When it comes to God, KQED radio host Michael Krasny is a lot like U2 lead singer Bono: He still hasn’t found what he’s looking for.
Once a devout Jew, as an adult Krasny, 66, does not buy into the concept of an omniscient God as depicted in the Torah. But neither does he accept the curmudgeonly atheism of Sam Harris and Richard Dawkins.
Call him an agnostic.
That is what he labels himself. Krasny maps the contours of his reluctant agnosticism in his new book, “Spiritual Envy.”
Why envy those who unreservedly believe in God? Says Krasny, “You want to give gratitude. Sometimes you feel frightened, with a foxhole mentality, but for the most part I remain a skeptic and a doubter and a seeker.”
Krasny’s new book is similar to his last, “Off Mike,” in that it is part autobiography, but it is also part religious disquisition. As a college-level English literature professor and professional interviewer, Krasny knows a lot about a lot, and on every page, he quotes a wide range of thinkers, from Pascal to Hemingway to John Lennon.
It’s all in an effort to shed light on agnosticism, that vexing middle area on the piety scale, typified by doubt –– not certainty –– that there is no Adonai in the sky.
“I was brought up with a strong sense of Jewish faith and identity,” Krasny says. “When I’m talking about my own beliefs [today], I’m going away from the fold, and I recognize that for some people who still have that strong faith, it’s not necessarily something they look kindly on.”

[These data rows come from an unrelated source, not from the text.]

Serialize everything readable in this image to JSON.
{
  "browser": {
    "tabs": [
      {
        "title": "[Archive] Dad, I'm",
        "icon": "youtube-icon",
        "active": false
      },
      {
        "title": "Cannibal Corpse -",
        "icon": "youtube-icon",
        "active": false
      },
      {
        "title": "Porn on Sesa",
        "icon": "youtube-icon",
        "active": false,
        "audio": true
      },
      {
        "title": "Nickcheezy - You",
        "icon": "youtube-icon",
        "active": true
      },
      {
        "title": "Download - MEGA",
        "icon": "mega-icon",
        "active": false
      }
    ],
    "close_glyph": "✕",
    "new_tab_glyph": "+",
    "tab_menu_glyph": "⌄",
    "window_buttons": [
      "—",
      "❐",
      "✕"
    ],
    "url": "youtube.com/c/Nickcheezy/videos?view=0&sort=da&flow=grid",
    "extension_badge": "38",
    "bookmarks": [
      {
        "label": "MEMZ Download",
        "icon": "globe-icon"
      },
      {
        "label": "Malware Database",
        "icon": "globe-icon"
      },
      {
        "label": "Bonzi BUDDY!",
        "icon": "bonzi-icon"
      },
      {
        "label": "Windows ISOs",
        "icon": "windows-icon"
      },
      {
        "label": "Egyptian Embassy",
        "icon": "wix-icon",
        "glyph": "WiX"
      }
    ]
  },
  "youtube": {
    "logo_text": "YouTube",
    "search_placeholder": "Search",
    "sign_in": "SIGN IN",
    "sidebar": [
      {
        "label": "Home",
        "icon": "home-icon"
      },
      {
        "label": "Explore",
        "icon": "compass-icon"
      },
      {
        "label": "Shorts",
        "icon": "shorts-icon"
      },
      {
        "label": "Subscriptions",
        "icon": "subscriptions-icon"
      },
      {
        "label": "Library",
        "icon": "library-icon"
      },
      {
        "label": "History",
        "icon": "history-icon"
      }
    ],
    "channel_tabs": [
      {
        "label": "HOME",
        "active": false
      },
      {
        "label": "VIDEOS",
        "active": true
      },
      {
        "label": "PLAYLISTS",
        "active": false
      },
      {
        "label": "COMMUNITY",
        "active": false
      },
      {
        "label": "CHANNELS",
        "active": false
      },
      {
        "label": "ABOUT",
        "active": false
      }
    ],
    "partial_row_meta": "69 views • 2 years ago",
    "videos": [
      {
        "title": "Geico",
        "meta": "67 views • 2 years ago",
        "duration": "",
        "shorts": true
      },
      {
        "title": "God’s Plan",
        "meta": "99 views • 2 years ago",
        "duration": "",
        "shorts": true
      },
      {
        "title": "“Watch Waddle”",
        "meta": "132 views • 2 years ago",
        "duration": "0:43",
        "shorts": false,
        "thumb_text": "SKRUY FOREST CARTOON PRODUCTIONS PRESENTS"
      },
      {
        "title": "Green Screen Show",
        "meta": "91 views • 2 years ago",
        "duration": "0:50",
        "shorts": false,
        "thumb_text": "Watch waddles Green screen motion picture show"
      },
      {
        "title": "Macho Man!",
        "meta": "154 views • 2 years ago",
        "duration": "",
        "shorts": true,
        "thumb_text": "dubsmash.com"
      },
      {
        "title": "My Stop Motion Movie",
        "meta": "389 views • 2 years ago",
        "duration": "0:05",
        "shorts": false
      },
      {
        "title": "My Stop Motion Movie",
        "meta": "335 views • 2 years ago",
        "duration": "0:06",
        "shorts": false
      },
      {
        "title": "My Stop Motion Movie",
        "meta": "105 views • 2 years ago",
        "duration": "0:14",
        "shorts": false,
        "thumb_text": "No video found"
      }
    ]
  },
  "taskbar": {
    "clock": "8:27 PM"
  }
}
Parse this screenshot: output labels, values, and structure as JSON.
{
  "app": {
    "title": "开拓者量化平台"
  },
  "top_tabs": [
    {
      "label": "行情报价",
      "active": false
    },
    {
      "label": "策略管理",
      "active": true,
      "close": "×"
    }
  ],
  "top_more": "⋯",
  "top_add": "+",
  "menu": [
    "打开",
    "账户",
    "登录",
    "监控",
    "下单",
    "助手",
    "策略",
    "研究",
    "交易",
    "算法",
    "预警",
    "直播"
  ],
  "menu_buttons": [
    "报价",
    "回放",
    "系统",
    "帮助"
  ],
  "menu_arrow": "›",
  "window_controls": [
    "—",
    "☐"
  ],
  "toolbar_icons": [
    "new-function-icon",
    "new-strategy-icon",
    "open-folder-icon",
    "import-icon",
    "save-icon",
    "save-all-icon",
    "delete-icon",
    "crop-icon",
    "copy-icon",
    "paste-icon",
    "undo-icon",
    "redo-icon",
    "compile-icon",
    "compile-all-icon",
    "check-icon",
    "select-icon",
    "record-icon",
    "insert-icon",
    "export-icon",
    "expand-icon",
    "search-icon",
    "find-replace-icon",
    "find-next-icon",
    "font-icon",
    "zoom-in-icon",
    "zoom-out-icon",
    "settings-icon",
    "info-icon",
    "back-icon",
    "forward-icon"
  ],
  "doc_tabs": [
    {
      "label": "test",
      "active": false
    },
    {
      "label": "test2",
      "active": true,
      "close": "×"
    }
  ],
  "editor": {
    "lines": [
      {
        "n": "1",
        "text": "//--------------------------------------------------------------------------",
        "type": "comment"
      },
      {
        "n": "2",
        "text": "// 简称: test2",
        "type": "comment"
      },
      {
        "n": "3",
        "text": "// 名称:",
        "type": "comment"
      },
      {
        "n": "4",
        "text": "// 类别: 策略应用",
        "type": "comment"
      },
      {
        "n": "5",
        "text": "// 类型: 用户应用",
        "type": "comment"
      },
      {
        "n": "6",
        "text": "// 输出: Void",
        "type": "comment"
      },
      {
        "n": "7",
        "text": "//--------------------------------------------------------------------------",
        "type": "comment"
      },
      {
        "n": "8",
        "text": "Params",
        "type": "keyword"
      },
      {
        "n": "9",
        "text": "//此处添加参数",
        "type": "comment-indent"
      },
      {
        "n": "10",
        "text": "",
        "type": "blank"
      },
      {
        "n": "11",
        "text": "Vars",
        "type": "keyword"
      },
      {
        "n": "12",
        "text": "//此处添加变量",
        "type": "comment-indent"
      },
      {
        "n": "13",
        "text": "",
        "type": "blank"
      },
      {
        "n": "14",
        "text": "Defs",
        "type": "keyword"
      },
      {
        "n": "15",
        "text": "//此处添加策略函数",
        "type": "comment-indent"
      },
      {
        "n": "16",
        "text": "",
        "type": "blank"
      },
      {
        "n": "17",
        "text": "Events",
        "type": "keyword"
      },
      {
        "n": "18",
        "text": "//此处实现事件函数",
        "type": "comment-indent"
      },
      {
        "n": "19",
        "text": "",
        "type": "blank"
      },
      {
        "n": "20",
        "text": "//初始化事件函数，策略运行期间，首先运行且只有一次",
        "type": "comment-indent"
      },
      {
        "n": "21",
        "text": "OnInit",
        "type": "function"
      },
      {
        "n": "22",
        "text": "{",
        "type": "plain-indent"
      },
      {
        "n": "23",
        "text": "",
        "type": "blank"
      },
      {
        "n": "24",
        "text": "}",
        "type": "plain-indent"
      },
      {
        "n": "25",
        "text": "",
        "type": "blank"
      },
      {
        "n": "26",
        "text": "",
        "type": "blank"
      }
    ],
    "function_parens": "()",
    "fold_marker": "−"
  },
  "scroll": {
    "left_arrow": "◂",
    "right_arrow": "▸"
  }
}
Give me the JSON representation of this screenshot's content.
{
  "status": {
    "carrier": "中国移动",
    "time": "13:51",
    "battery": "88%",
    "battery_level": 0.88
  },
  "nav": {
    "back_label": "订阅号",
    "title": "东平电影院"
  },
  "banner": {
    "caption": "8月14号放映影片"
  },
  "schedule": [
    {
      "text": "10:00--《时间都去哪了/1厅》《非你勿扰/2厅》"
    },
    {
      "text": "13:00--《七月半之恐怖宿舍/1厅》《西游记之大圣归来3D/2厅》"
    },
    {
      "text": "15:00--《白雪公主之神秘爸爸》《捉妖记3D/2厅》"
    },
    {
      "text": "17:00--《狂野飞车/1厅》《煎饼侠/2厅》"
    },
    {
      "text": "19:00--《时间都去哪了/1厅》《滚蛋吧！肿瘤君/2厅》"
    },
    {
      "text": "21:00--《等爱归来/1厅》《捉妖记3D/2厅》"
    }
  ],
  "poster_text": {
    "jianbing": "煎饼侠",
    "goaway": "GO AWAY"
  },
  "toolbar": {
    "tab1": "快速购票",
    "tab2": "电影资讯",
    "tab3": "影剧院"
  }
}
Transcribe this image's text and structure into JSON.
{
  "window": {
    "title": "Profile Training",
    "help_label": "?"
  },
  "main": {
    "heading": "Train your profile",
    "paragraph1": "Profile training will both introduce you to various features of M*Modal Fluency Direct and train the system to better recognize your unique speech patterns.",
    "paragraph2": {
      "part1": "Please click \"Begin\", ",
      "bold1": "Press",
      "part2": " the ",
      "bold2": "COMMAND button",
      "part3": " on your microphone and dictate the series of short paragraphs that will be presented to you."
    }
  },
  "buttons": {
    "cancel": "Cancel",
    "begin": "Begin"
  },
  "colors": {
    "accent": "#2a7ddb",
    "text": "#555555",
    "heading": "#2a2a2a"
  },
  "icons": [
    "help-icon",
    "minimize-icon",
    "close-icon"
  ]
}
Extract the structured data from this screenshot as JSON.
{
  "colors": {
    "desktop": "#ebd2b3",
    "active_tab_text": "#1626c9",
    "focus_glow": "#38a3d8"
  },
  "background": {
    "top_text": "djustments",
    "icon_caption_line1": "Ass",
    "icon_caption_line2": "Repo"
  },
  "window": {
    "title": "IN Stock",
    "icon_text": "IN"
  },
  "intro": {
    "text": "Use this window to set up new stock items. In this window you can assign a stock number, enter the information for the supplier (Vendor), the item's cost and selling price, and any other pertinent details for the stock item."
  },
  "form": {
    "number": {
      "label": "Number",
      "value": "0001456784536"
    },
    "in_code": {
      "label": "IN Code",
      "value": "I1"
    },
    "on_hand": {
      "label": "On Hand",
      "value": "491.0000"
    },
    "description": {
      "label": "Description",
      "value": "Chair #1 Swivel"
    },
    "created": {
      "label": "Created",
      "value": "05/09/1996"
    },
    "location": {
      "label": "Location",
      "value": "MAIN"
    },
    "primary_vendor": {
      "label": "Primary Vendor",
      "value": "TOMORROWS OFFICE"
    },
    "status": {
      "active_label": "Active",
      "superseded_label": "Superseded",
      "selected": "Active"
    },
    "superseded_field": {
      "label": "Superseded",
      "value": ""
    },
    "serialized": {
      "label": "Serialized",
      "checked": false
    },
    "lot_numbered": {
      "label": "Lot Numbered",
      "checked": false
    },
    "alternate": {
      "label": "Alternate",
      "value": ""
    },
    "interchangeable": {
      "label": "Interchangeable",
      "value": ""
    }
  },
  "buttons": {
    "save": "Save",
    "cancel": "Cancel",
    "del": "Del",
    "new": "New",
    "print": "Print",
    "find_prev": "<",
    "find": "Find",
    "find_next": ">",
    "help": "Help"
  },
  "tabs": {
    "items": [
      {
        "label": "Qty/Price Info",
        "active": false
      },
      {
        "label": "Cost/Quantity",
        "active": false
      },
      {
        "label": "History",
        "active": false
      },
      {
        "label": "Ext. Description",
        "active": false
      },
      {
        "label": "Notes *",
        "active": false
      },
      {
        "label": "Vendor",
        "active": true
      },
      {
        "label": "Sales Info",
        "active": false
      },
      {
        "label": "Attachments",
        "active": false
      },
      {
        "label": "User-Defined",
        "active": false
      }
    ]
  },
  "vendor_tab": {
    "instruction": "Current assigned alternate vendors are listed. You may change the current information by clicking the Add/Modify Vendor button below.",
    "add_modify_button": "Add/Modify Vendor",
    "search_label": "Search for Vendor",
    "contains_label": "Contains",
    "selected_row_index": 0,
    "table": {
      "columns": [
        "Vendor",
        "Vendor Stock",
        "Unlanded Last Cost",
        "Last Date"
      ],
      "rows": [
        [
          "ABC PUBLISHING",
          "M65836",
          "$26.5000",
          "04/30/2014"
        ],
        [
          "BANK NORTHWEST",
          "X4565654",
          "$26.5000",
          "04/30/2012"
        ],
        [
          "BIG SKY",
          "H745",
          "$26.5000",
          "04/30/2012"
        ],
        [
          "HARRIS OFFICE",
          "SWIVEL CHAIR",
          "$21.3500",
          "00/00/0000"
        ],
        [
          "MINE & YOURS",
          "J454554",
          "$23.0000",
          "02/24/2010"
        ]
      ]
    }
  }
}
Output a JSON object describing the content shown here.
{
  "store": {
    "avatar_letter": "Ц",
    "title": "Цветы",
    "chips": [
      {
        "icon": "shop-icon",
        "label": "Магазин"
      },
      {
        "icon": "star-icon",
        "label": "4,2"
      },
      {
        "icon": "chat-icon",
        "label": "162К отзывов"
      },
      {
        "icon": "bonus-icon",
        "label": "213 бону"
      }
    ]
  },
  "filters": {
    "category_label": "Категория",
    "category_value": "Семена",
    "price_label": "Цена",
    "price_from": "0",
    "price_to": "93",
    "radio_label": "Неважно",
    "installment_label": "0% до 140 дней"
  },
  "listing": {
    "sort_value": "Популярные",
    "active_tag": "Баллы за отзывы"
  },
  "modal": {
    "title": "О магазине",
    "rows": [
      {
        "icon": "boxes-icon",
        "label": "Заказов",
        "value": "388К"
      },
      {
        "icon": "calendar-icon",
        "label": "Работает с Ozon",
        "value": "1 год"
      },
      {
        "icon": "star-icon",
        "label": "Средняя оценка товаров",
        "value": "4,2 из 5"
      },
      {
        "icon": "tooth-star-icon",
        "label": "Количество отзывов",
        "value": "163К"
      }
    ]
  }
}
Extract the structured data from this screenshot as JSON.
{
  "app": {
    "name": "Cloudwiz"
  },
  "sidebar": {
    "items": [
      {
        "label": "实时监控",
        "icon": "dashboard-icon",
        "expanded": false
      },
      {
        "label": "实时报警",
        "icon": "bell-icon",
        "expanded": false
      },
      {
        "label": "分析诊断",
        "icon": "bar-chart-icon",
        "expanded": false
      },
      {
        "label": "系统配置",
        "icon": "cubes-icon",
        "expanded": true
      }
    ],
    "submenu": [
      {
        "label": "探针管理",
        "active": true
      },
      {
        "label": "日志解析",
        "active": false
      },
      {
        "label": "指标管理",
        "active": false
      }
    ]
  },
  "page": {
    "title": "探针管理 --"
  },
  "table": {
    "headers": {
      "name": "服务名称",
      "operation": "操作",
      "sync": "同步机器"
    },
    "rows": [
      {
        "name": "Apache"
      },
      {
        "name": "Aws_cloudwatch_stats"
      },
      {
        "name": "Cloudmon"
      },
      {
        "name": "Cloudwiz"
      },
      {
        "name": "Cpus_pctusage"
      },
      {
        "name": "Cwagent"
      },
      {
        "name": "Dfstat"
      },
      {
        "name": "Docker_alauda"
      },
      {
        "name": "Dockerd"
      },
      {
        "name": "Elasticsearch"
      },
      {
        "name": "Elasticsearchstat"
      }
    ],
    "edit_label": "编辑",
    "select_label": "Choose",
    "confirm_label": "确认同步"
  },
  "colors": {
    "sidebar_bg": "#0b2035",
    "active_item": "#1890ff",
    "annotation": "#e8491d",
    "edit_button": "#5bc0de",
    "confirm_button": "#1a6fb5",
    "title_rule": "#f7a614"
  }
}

Among the most cited figures in his book are the men who essentially invented agnosticism, 19th century thinkers such as Robert Ingersoll and Thomas Huxley (Huxley coined the term “agnostic”). They were rationalists, demanding proof before suspending unbelief, and dripping with contempt for organized religion.
Krasny feels no such contempt for religion, even though he shares an affinity for rational inquiry.
“Too often this debate boils down to science vs. religion,” Krasny says, “and that’s a phony, too simplistic and reductive way to see it. This country was founded on religious tolerance. I am uncomfortable with role of defender of the faith, but religion answers some kind of need that shouldn’t be denied. It gives comfort, solace, hope and peace.”
The Cleveland-born Krasny has sought to bring some of those same qualities to his audiences, both through his teaching career at San Francisco State University and with his daily show, “Forum with Michael Krasny” on KQED radio. He has interviewed thousands of writers, poets and politicos, and is, like his TV counterpart Charlie Rose, always erudite and astonishingly prepared.
Which makes the confessional quality of some sections of “Spiritual Envy” all the more surprising. Krasny admits the subject matter of the book is as personal as it gets.
“There are few things in life as intimate as one’s personal relationship with God,” he says. “Fear of death does play into a lot of what religion has to offer. I tend to feel that mortality, especially as I get older, is something I become more reconciled to. I recognize the fleetingness of life, and I don’t think there’s anything after it.”
Not that he’s gloom-and-doom about it. Krasny is upbeat about the response to his book so far, and eager to learn readers’ responses to the subject.
Apparently, they have already been weighing in.
“I wanted this book to be like a conversation and engage people’s minds,” he says. “It turned out to be a wonderful catalyst, with people of faith and without faith wanting to talk about their own stories. It’s like opening the phone lines.”
“Spiritual Envy: An Agnostic’s Quest” by Michael Krasny ($22.95, New World Library, 249 pages)